§ DATA SUPPLIED:
====

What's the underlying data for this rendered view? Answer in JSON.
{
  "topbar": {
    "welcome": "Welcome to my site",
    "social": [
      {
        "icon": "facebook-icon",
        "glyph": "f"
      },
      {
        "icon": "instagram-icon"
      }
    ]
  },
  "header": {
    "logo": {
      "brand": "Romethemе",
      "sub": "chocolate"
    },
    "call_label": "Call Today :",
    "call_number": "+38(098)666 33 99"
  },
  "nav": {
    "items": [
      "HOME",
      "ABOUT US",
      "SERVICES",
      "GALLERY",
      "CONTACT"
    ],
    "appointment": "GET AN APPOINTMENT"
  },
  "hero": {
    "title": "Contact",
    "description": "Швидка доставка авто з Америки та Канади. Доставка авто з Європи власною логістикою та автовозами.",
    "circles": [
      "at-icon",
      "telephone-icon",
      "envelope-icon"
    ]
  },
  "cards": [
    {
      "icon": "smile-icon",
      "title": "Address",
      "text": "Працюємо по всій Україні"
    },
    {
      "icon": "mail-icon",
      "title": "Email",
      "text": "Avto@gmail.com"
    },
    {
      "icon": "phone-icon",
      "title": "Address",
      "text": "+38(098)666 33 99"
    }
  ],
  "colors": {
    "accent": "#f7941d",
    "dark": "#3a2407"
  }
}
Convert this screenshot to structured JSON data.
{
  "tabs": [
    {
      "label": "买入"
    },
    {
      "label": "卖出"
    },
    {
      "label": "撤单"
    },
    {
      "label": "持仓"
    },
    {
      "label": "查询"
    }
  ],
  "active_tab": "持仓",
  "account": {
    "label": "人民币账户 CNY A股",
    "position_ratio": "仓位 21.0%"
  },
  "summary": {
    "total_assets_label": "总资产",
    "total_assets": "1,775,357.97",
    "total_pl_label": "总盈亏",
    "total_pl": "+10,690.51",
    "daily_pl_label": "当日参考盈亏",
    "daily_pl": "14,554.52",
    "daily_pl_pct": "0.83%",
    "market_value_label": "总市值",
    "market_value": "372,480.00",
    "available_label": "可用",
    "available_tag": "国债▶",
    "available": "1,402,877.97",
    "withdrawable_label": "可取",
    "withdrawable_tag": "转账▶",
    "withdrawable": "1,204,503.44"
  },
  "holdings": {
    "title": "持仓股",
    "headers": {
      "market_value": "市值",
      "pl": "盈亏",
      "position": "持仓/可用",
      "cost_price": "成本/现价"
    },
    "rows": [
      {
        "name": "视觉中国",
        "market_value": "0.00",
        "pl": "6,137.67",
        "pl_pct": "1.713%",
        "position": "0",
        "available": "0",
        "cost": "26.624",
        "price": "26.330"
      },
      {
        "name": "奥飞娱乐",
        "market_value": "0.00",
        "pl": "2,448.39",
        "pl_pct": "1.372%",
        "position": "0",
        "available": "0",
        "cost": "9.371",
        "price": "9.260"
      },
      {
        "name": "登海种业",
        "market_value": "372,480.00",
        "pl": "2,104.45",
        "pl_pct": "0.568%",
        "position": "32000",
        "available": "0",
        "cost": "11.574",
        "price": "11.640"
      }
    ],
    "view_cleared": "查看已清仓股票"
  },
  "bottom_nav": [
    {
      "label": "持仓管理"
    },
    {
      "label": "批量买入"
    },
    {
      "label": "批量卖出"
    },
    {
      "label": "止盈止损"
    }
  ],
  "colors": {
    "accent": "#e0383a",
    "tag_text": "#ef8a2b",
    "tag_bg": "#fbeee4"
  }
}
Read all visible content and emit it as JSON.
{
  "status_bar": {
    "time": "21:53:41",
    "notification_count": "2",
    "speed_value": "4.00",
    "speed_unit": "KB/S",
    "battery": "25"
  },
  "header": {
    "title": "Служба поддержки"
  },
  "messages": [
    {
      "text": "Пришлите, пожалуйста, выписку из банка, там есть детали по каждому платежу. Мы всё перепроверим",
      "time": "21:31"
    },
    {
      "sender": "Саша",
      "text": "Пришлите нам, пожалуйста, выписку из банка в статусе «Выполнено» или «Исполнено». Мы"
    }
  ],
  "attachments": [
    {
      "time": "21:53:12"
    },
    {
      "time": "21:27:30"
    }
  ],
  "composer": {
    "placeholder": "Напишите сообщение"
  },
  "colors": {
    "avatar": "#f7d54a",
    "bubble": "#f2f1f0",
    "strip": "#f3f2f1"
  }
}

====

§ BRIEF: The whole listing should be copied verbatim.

§ OUTPUT:
What's the underlying data for this rendered view? Answer in JSON.
{
  "topbar": {
    "welcome": "Welcome to my site",
    "social": [
      {
        "icon": "facebook-icon",
        "glyph": "f"
      },
      {
        "icon": "instagram-icon"
      }
    ]
  },
  "header": {
    "logo": {
      "brand": "Romethemе",
      "sub": "chocolate"
    },
    "call_label": "Call Today :",
    "call_number": "+38(098)666 33 99"
  },
  "nav": {
    "items": [
      "HOME",
      "ABOUT US",
      "SERVICES",
      "GALLERY",
      "CONTACT"
    ],
    "appointment": "GET AN APPOINTMENT"
  },
  "hero": {
    "title": "Contact",
    "description": "Швидка доставка авто з Америки та Канади. Доставка авто з Європи власною логістикою та автовозами.",
    "circles": [
      "at-icon",
      "telephone-icon",
      "envelope-icon"
    ]
  },
  "cards": [
    {
      "icon": "smile-icon",
      "title": "Address",
      "text": "Працюємо по всій Україні"
    },
    {
      "icon": "mail-icon",
      "title": "Email",
      "text": "Avto@gmail.com"
    },
    {
      "icon": "phone-icon",
      "title": "Address",
      "text": "+38(098)666 33 99"
    }
  ],
  "colors": {
    "accent": "#f7941d",
    "dark": "#3a2407"
  }
}
Convert this screenshot to structured JSON data.
{
  "tabs": [
    {
      "label": "买入"
    },
    {
      "label": "卖出"
    },
    {
      "label": "撤单"
    },
    {
      "label": "持仓"
    },
    {
      "label": "查询"
    }
  ],
  "active_tab": "持仓",
  "account": {
    "label": "人民币账户 CNY A股",
    "position_ratio": "仓位 21.0%"
  },
  "summary": {
    "total_assets_label": "总资产",
    "total_assets": "1,775,357.97",
    "total_pl_label": "总盈亏",
    "total_pl": "+10,690.51",
    "daily_pl_label": "当日参考盈亏",
    "daily_pl": "14,554.52",
    "daily_pl_pct": "0.83%",
    "market_value_label": "总市值",
    "market_value": "372,480.00",
    "available_label": "可用",
    "available_tag": "国债▶",
    "available": "1,402,877.97",
    "withdrawable_label": "可取",
    "withdrawable_tag": "转账▶",
    "withdrawable": "1,204,503.44"
  },
  "holdings": {
    "title": "持仓股",
    "headers": {
      "market_value": "市值",
      "pl": "盈亏",
      "position": "持仓/可用",
      "cost_price": "成本/现价"
    },
    "rows": [
      {
        "name": "视觉中国",
        "market_value": "0.00",
        "pl": "6,137.67",
        "pl_pct": "1.713%",
        "position": "0",
        "available": "0",
        "cost": "26.624",
        "price": "26.330"
      },
      {
        "name": "奥飞娱乐",
        "market_value": "0.00",
        "pl": "2,448.39",
        "pl_pct": "1.372%",
        "position": "0",
        "available": "0",
        "cost": "9.371",
        "price": "9.260"
      },
      {
        "name": "登海种业",
        "market_value": "372,480.00",
        "pl": "2,104.45",
        "pl_pct": "0.568%",
        "position": "32000",
        "available": "0",
        "cost": "11.574",
        "price": "11.640"
      }
    ],
    "view_cleared": "查看已清仓股票"
  },
  "bottom_nav": [
    {
      "label": "持仓管理"
    },
    {
      "label": "批量买入"
    },
    {
      "label": "批量卖出"
    },
    {
      "label": "止盈止损"
    }
  ],
  "colors": {
    "accent": "#e0383a",
    "tag_text": "#ef8a2b",
    "tag_bg": "#fbeee4"
  }
}
Read all visible content and emit it as JSON.
{
  "status_bar": {
    "time": "21:53:41",
    "notification_count": "2",
    "speed_value": "4.00",
    "speed_unit": "KB/S",
    "battery": "25"
  },
  "header": {
    "title": "Служба поддержки"
  },
  "messages": [
    {
      "text": "Пришлите, пожалуйста, выписку из банка, там есть детали по каждому платежу. Мы всё перепроверим",
      "time": "21:31"
    },
    {
      "sender": "Саша",
      "text": "Пришлите нам, пожалуйста, выписку из банка в статусе «Выполнено» или «Исполнено». Мы"
    }
  ],
  "attachments": [
    {
      "time": "21:53:12"
    },
    {
      "time": "21:27:30"
    }
  ],
  "composer": {
    "placeholder": "Напишите сообщение"
  },
  "colors": {
    "avatar": "#f7d54a",
    "bubble": "#f2f1f0",
    "strip": "#f3f2f1"
  }
}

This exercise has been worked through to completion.